Fionn Regan – The Bunkhouse Vol. 1: Anchor Black Tattoo
On Fionn Regan’s previous album, 100 Acres of Sycamore, many of the songs were modular. One basic block of often complex music was repeated usually twice, sometimes three times. The result was that the songs often built up in intensity, which was then released only to build up again. The effect was mesmerising, notably in ‘The Lake District’ with its ending, “Marry Me, In a Registry, Like A Foreign Film Scene”. Like 100 Acres, Fionn Regan’s new album, The Bunkhouse Vol. 1: Anchor Black Tattoo, is no exercise in verse, chorus, verse, chorus.
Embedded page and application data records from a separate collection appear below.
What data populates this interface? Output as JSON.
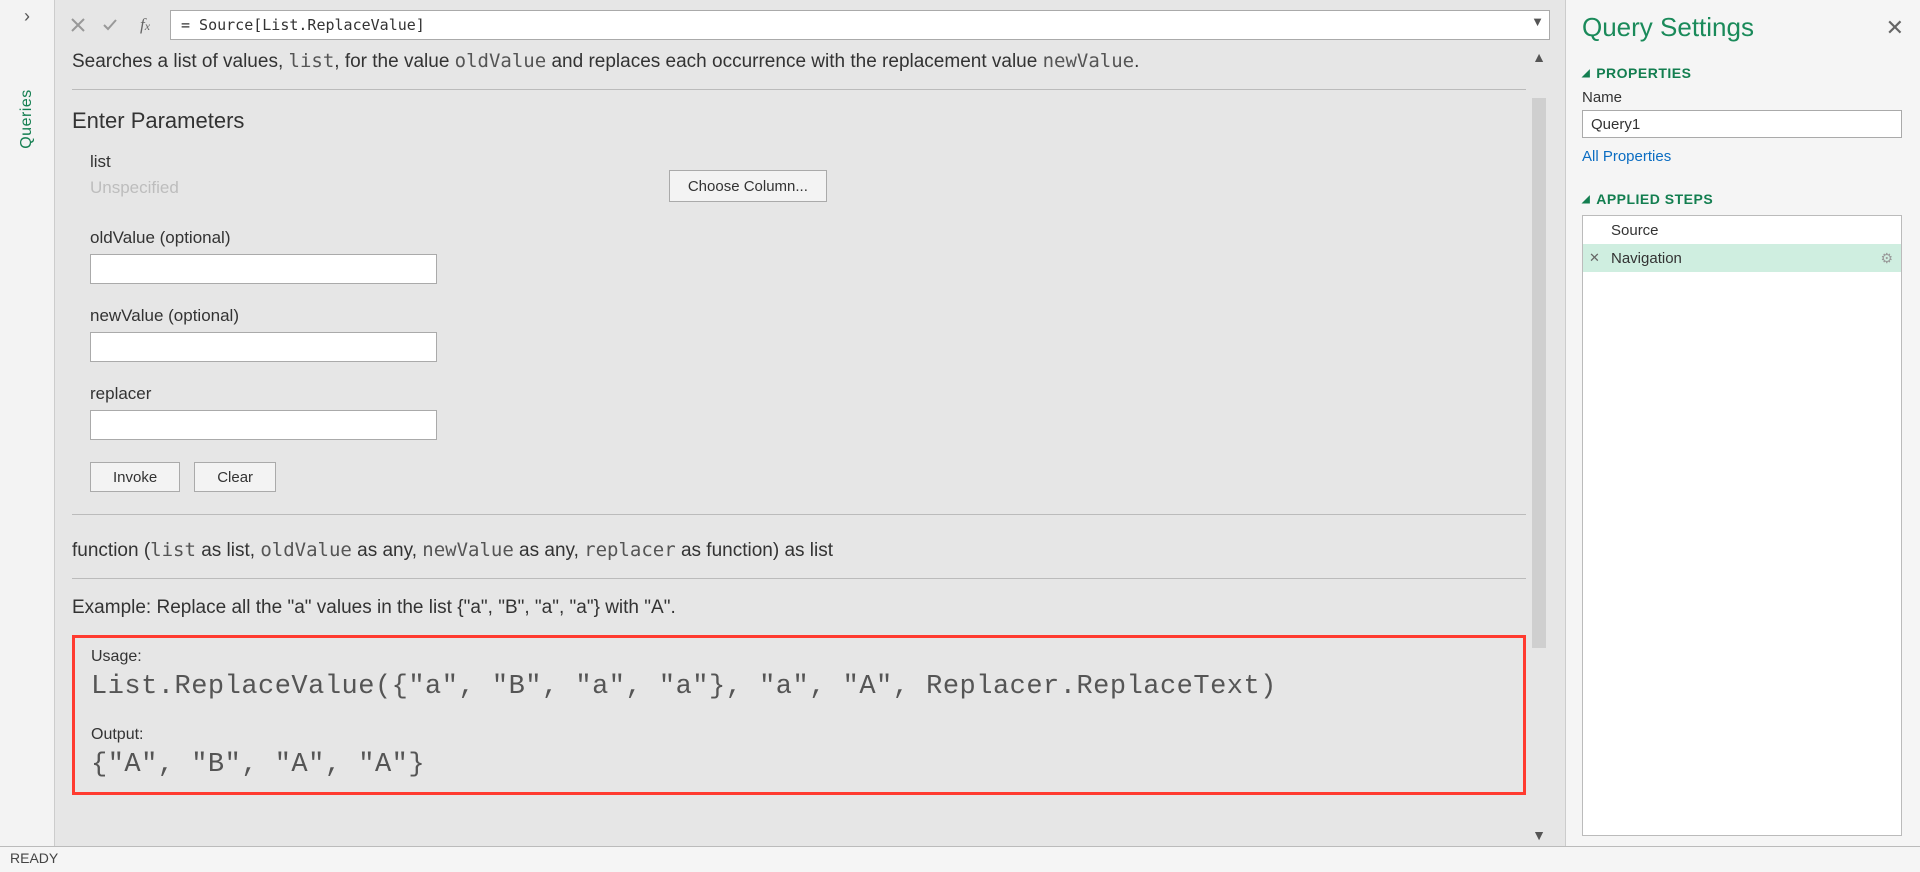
{
  "queries": {
    "label": "Queries"
  },
  "formulaBar": {
    "value": "= Source[List.ReplaceValue]"
  },
  "description": {
    "pre": "Searches a list of values, ",
    "c1": "list",
    "mid1": ", for the value ",
    "c2": "oldValue",
    "mid2": " and replaces each occurrence with the replacement value ",
    "c3": "newValue",
    "post": "."
  },
  "params": {
    "title": "Enter Parameters",
    "list_label": "list",
    "list_unspecified": "Unspecified",
    "choose_label": "Choose Column...",
    "old_label": "oldValue (optional)",
    "new_label": "newValue (optional)",
    "replacer_label": "replacer",
    "invoke": "Invoke",
    "clear": "Clear"
  },
  "signature": {
    "pre": "function (",
    "c1": "list",
    "m1": " as list, ",
    "c2": "oldValue",
    "m2": " as any, ",
    "c3": "newValue",
    "m3": " as any, ",
    "c4": "replacer",
    "post": " as function) as list"
  },
  "example": {
    "title": "Example: Replace all the \"a\" values in the list {\"a\", \"B\", \"a\", \"a\"} with \"A\".",
    "usage_label": "Usage:",
    "usage_code": "List.ReplaceValue({\"a\", \"B\", \"a\", \"a\"}, \"a\", \"A\", Replacer.ReplaceText)",
    "output_label": "Output:",
    "output_code": "{\"A\", \"B\", \"A\", \"A\"}"
  },
  "settings": {
    "title": "Query Settings",
    "properties": "PROPERTIES",
    "name_label": "Name",
    "name_value": "Query1",
    "all_props": "All Properties",
    "applied": "APPLIED STEPS",
    "steps": {
      "s0": "Source",
      "s1": "Navigation"
    }
  },
  "status": {
    "text": "READY"
  }
}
But here, the structure is more like his earliest work. Stream of consciousness songs. They just sort of go places. Nice-sounding places to be sure. But there’s no systematic build up and release of tension. And The Bunkhouse doesn’t sound like 100 Acres either. The innovation there was the gentle orchestration. Understated, but transformative. Here, it’s just Fionn and an acoustic guitar. The beauty of 100 Acres (a big EHL) was how the orchestration accentuated the melodies. They were lovely songs and they were made to sound beautiful. On The Bunkhouse there are songs that probably could have been made to sound like 100 Acres, but here they’re presented more plainly. A good example is ‘Mizen to Malin’. On 100 Acres this would have been a dramatic piece. You’d really feel the waves “doubling in size”. Here, perhaps because 100 Acres set the precedent, the sound feels slightly lonely. Yet what both albums, and all Fionn Regan albums, have in common are the lyrics. Along with people like Sam Beam, Kurt Wagner and Conor O’Brien, Fionn Regan is one of the best lyricists around. He can tell a poignant story, “From the sticks to the big smoke, She looked out the window barely spoke” on Midnight Ferry Crossing. He also does impressionism. ‘The wind it blew the slates off, Your prayers float through the foxglove, Grip the iron bedpost quickly’. This is The Bunkhouse Vol. 1. With luck, Vol. 2 will follow quickly.